*INSTRUCTIONS FOR THE TASK:* Line by line, copy the material that follows without leaving anything out.

*PROVIDED DATA:*
────────────────────
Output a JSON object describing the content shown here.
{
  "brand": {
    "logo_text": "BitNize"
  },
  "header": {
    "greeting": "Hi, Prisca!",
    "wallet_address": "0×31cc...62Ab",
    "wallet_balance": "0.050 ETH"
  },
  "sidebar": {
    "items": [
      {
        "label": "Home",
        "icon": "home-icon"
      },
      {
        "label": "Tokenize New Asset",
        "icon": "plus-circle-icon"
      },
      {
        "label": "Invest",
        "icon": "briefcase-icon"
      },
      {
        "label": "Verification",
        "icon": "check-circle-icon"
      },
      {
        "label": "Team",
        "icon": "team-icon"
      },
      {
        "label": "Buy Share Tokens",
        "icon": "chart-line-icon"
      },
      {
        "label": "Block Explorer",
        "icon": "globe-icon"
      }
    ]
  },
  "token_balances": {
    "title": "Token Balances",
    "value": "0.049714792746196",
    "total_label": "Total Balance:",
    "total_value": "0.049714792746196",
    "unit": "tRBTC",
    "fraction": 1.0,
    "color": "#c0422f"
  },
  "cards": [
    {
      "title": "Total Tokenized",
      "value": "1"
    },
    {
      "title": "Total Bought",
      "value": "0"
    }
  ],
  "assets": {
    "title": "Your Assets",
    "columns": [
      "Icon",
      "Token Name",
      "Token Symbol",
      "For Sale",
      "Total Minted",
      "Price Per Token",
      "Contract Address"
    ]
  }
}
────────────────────
*ANSWER BOX:*
Output a JSON object describing the content shown here.
{
  "brand": {
    "logo_text": "BitNize"
  },
  "header": {
    "greeting": "Hi, Prisca!",
    "wallet_address": "0×31cc...62Ab",
    "wallet_balance": "0.050 ETH"
  },
  "sidebar": {
    "items": [
      {
        "label": "Home",
        "icon": "home-icon"
      },
      {
        "label": "Tokenize New Asset",
        "icon": "plus-circle-icon"
      },
      {
        "label": "Invest",
        "icon": "briefcase-icon"
      },
      {
        "label": "Verification",
        "icon": "check-circle-icon"
      },
      {
        "label": "Team",
        "icon": "team-icon"
      },
      {
        "label": "Buy Share Tokens",
        "icon": "chart-line-icon"
      },
      {
        "label": "Block Explorer",
        "icon": "globe-icon"
      }
    ]
  },
  "token_balances": {
    "title": "Token Balances",
    "value": "0.049714792746196",
    "total_label": "Total Balance:",
    "total_value": "0.049714792746196",
    "unit": "tRBTC",
    "fraction": 1.0,
    "color": "#c0422f"
  },
  "cards": [
    {
      "title": "Total Tokenized",
      "value": "1"
    },
    {
      "title": "Total Bought",
      "value": "0"
    }
  ],
  "assets": {
    "title": "Your Assets",
    "columns": [
      "Icon",
      "Token Name",
      "Token Symbol",
      "For Sale",
      "Total Minted",
      "Price Per Token",
      "Contract Address"
    ]
  }
}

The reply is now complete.